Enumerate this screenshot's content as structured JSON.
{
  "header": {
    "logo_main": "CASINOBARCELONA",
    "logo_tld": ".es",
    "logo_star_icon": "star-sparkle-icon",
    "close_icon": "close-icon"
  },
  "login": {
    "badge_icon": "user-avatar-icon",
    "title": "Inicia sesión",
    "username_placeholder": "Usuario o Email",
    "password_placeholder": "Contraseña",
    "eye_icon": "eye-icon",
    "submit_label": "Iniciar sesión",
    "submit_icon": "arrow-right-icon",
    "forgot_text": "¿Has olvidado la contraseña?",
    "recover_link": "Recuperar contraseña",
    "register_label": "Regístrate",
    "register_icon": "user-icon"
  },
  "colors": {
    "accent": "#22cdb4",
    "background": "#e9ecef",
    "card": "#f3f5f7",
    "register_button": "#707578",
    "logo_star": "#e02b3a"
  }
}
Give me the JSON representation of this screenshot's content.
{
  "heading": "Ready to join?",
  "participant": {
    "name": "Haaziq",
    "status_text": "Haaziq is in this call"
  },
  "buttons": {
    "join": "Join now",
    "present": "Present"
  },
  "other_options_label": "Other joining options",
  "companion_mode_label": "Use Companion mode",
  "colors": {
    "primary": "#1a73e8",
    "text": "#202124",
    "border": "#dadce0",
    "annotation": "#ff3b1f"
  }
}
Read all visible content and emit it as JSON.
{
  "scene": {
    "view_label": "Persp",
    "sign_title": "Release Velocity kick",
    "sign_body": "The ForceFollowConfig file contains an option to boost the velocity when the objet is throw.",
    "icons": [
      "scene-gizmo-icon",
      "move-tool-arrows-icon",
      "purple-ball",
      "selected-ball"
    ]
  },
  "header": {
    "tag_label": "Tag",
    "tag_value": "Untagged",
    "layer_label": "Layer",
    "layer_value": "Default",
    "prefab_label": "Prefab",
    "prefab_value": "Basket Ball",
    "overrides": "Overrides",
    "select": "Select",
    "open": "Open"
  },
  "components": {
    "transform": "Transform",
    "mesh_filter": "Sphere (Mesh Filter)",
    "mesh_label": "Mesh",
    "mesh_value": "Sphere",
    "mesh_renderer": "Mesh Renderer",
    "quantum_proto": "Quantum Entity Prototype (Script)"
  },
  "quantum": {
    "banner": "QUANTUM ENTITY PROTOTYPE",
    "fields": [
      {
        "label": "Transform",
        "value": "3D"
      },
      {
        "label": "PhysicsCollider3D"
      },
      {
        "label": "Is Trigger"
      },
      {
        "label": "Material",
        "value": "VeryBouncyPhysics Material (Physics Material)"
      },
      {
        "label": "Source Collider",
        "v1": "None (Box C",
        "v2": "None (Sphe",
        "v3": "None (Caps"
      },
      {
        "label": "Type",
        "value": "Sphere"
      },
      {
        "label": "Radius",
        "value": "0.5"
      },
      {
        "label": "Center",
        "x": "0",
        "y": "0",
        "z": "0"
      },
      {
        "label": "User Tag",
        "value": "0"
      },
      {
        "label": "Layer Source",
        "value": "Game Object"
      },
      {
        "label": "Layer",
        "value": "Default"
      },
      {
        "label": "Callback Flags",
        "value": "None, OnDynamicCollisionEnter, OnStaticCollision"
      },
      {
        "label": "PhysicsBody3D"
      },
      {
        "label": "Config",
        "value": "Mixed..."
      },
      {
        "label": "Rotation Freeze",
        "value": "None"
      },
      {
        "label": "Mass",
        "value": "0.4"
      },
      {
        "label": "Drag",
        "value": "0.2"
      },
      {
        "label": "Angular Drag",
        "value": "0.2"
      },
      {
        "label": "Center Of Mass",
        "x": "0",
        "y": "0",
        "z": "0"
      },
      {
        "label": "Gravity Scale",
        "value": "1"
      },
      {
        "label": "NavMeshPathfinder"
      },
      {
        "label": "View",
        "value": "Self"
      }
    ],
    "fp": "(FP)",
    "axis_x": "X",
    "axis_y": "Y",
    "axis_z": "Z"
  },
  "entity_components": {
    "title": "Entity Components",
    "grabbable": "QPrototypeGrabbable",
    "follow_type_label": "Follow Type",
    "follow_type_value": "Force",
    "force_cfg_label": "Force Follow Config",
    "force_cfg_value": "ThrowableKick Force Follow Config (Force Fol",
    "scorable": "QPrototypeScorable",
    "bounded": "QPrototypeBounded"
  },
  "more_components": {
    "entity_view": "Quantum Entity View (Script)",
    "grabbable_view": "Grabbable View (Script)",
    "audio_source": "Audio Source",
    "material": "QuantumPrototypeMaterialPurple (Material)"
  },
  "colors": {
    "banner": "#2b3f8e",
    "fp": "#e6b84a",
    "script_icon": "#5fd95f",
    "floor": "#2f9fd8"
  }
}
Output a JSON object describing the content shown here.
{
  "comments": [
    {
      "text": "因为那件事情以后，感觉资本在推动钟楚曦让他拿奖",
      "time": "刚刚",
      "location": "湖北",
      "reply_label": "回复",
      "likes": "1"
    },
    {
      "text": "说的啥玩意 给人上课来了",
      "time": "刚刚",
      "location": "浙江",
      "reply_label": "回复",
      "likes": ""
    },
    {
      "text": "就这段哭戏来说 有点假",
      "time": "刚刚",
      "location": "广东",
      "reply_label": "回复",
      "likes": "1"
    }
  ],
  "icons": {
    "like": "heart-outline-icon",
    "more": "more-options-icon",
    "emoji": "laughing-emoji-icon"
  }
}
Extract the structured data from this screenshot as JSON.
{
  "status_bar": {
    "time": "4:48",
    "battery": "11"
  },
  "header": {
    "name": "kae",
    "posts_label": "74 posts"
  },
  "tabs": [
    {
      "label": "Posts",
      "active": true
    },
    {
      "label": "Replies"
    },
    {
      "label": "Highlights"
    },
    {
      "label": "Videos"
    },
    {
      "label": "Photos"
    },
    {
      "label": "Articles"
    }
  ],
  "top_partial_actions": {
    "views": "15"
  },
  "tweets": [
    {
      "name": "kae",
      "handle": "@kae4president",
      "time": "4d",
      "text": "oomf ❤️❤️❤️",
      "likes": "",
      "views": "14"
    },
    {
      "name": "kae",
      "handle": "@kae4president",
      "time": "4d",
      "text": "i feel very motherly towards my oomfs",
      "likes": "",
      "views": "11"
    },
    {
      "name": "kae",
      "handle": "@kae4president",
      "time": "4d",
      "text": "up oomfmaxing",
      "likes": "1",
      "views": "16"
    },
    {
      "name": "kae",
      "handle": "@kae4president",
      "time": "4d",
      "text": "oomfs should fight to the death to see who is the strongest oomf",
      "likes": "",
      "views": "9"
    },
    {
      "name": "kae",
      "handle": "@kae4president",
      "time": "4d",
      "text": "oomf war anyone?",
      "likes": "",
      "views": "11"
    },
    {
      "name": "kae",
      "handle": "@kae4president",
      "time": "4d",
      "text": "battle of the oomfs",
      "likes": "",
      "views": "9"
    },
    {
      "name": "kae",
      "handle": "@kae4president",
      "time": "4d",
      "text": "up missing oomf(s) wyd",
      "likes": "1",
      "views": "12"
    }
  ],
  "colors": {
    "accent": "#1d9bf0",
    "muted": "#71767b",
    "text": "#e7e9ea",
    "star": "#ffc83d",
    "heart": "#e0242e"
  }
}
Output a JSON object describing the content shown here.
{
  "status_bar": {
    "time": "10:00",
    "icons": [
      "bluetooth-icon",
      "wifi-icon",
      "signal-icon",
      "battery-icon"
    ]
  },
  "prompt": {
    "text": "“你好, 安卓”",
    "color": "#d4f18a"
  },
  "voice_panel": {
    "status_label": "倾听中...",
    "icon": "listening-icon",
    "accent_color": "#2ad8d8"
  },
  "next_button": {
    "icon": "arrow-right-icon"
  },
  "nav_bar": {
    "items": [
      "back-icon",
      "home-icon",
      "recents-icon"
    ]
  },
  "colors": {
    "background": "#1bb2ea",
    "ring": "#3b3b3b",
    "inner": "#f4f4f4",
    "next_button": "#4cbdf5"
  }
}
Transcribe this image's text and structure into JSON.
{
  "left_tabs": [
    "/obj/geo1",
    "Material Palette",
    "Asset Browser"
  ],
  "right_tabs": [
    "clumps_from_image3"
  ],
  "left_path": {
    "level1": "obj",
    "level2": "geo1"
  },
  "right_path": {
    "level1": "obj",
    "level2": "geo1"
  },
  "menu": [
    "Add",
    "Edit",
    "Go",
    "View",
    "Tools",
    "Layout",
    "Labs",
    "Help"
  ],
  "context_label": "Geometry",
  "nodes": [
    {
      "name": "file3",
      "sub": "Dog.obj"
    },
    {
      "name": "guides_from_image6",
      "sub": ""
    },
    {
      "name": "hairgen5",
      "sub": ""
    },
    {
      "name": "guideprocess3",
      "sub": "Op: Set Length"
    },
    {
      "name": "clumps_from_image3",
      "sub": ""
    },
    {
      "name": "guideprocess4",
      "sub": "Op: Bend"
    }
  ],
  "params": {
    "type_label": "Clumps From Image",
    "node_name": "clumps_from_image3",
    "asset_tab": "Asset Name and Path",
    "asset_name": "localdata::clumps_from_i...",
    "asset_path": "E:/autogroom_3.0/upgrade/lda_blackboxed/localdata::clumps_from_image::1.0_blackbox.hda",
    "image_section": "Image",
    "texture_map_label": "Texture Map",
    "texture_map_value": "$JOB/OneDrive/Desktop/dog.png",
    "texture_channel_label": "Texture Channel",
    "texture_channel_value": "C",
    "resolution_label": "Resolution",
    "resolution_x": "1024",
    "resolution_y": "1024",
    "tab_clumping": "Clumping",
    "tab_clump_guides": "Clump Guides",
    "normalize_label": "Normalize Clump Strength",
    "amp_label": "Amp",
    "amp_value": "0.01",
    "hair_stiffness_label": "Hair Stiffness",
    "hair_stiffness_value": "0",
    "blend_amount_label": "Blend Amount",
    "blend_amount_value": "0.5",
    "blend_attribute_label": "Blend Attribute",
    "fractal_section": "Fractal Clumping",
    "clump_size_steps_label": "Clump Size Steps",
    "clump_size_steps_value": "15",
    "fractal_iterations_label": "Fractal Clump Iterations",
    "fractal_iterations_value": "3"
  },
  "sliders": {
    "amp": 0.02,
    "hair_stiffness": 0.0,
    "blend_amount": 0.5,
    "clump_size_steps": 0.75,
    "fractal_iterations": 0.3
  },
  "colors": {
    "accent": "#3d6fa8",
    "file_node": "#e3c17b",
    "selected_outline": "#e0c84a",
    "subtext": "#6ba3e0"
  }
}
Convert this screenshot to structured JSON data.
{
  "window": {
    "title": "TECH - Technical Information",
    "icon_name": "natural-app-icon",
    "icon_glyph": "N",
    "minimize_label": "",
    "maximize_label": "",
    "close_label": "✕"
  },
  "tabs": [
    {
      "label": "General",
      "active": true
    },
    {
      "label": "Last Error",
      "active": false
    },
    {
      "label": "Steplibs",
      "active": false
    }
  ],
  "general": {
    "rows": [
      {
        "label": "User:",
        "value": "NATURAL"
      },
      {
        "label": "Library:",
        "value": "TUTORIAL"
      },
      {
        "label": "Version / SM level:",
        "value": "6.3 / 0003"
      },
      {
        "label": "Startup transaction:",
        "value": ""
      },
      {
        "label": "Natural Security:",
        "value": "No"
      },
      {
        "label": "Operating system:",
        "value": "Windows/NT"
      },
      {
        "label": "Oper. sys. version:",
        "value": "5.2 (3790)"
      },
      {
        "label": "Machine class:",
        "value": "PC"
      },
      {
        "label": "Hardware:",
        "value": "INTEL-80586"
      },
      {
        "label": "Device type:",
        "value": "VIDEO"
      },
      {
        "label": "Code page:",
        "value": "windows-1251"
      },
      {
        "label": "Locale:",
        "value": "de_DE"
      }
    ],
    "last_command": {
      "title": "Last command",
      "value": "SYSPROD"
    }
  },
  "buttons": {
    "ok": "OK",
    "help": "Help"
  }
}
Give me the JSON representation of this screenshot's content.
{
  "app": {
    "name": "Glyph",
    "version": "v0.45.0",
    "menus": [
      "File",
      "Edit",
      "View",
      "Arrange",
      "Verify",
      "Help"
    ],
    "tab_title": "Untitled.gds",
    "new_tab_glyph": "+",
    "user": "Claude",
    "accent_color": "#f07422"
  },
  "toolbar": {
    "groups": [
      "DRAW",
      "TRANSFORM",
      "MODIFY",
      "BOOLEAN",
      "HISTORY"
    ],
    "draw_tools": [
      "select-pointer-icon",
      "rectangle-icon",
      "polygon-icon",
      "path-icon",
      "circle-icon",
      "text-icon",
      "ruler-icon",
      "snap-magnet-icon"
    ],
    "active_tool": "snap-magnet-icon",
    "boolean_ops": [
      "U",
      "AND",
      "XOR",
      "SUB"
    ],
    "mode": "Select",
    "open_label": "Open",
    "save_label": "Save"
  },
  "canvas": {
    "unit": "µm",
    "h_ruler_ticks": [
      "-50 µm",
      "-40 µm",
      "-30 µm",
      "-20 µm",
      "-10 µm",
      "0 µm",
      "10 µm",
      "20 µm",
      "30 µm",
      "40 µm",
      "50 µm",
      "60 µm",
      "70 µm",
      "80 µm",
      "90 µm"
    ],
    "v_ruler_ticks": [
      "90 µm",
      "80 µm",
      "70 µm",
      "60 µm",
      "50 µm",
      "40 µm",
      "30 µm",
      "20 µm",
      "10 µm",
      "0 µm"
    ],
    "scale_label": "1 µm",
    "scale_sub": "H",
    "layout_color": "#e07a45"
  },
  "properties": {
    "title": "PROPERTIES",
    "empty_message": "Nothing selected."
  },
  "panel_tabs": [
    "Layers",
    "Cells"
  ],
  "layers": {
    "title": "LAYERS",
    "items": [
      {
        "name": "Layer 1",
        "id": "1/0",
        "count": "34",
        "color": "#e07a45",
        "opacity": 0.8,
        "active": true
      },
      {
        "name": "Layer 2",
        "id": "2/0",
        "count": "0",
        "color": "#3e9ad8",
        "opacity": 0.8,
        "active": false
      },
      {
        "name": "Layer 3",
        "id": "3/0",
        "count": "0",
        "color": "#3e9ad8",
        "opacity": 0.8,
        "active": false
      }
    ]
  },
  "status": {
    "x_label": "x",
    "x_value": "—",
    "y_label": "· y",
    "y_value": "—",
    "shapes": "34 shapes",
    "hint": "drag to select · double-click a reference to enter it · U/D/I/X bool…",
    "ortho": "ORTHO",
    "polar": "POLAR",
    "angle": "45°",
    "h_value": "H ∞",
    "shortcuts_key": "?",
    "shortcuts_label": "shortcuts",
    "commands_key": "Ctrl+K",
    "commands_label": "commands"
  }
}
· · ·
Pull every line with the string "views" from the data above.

    "views": "15"
      "views": "14"
      "views": "11"
      "views": "16"
      "views": "9"
      "views": "11"
      "views": "9"
      "views": "12"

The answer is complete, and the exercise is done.